**Work item:**
Count the lines below that contain the word "text", and report only that number.

**Given records:**

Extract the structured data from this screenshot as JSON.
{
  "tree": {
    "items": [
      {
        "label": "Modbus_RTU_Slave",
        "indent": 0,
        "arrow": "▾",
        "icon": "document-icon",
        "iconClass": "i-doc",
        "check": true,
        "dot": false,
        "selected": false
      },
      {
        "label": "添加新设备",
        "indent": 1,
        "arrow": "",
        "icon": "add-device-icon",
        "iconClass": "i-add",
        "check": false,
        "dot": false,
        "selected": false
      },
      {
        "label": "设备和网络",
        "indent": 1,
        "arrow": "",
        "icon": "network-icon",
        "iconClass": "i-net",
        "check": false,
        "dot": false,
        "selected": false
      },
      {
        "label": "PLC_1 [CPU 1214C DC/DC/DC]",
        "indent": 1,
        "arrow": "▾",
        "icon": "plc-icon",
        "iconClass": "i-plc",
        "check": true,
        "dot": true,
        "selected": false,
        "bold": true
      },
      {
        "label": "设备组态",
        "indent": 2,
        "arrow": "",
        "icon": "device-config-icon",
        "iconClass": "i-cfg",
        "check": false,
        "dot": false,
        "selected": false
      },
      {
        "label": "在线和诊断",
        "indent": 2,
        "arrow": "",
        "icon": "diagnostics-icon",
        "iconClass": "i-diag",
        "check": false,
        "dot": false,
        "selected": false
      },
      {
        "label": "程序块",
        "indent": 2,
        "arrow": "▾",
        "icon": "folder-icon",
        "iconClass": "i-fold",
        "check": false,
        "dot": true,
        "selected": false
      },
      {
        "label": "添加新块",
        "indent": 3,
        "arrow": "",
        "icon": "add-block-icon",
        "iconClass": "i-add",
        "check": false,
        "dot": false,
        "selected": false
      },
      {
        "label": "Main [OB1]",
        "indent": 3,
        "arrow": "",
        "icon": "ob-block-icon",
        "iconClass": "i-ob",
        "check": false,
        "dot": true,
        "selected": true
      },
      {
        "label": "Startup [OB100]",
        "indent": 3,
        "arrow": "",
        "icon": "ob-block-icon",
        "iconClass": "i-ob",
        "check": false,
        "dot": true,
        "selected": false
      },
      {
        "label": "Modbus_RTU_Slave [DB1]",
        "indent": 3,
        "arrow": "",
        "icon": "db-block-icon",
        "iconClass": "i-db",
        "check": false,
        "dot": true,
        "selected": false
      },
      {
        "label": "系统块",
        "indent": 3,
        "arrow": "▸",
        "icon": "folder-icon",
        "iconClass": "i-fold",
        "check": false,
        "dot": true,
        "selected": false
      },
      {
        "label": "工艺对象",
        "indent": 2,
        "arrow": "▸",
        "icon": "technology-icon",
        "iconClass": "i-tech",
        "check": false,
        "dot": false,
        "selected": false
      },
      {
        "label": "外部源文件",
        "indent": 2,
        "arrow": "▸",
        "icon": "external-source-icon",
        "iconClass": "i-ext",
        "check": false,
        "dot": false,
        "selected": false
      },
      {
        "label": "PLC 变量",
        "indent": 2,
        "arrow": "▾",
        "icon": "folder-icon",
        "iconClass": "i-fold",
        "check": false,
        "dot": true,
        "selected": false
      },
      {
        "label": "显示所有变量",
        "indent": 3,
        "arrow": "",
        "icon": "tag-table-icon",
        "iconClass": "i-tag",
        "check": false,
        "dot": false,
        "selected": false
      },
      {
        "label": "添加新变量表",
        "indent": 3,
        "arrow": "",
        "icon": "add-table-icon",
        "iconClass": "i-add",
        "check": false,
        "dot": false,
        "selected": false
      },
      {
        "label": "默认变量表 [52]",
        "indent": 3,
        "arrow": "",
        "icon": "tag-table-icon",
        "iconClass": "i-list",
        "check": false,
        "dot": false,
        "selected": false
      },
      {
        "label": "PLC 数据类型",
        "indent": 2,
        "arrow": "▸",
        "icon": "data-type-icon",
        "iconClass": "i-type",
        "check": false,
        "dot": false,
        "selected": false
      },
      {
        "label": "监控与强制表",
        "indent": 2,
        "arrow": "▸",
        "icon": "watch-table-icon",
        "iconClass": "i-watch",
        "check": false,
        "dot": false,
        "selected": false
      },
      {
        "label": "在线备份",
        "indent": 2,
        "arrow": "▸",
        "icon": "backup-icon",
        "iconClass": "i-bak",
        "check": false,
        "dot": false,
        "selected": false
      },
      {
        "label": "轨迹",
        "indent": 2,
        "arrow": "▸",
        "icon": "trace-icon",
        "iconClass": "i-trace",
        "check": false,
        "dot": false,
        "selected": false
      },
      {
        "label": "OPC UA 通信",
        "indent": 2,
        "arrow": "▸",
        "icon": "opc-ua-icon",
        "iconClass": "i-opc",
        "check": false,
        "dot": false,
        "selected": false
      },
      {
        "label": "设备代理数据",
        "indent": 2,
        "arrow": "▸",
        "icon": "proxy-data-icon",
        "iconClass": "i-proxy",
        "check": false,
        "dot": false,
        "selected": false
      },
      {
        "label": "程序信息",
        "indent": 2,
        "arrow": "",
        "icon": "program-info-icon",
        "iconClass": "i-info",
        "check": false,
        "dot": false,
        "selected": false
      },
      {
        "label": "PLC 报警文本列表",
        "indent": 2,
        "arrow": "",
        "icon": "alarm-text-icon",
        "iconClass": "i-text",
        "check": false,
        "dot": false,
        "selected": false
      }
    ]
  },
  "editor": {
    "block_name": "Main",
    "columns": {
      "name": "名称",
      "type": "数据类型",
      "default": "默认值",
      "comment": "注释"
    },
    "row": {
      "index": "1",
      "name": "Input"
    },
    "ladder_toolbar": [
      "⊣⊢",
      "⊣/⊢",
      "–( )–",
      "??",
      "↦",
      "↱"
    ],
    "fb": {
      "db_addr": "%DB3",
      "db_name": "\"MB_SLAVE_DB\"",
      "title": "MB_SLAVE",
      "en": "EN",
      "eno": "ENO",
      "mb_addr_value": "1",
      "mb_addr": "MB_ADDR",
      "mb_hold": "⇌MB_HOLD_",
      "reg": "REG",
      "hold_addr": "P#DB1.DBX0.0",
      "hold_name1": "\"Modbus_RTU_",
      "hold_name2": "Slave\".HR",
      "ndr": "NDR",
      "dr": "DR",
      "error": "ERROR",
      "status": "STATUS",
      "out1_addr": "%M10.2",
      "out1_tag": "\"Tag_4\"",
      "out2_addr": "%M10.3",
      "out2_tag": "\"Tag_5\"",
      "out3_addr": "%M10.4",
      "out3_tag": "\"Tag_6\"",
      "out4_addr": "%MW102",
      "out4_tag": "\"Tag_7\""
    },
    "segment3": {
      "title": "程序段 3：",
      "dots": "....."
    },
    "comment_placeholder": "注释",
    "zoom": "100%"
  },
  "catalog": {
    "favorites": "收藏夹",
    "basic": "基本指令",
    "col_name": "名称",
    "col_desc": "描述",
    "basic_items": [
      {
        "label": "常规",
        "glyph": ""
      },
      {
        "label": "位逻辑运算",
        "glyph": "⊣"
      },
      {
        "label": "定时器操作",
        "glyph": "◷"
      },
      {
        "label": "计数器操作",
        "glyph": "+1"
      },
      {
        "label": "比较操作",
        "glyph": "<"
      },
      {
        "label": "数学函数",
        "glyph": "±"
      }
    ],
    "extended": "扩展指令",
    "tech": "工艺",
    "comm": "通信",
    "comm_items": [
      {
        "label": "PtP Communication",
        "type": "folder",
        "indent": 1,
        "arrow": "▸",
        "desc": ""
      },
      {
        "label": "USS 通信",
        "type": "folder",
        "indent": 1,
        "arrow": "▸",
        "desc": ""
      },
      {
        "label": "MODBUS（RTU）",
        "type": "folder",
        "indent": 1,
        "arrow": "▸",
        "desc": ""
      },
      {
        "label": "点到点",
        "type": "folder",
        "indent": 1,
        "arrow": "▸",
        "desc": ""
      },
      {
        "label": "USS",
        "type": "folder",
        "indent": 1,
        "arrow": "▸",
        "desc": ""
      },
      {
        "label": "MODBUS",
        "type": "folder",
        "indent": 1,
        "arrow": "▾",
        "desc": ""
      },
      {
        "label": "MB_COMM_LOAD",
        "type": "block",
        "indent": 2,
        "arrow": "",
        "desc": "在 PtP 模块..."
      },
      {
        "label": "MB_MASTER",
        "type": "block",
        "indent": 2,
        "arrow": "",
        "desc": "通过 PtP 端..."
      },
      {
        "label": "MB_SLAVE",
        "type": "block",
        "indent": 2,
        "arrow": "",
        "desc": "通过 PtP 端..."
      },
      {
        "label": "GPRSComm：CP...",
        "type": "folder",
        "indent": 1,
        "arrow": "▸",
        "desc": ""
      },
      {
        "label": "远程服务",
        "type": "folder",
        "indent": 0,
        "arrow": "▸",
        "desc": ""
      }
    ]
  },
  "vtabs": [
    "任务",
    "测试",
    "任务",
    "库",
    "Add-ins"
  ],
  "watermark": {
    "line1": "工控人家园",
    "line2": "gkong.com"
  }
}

**Reply to the exercise:**
2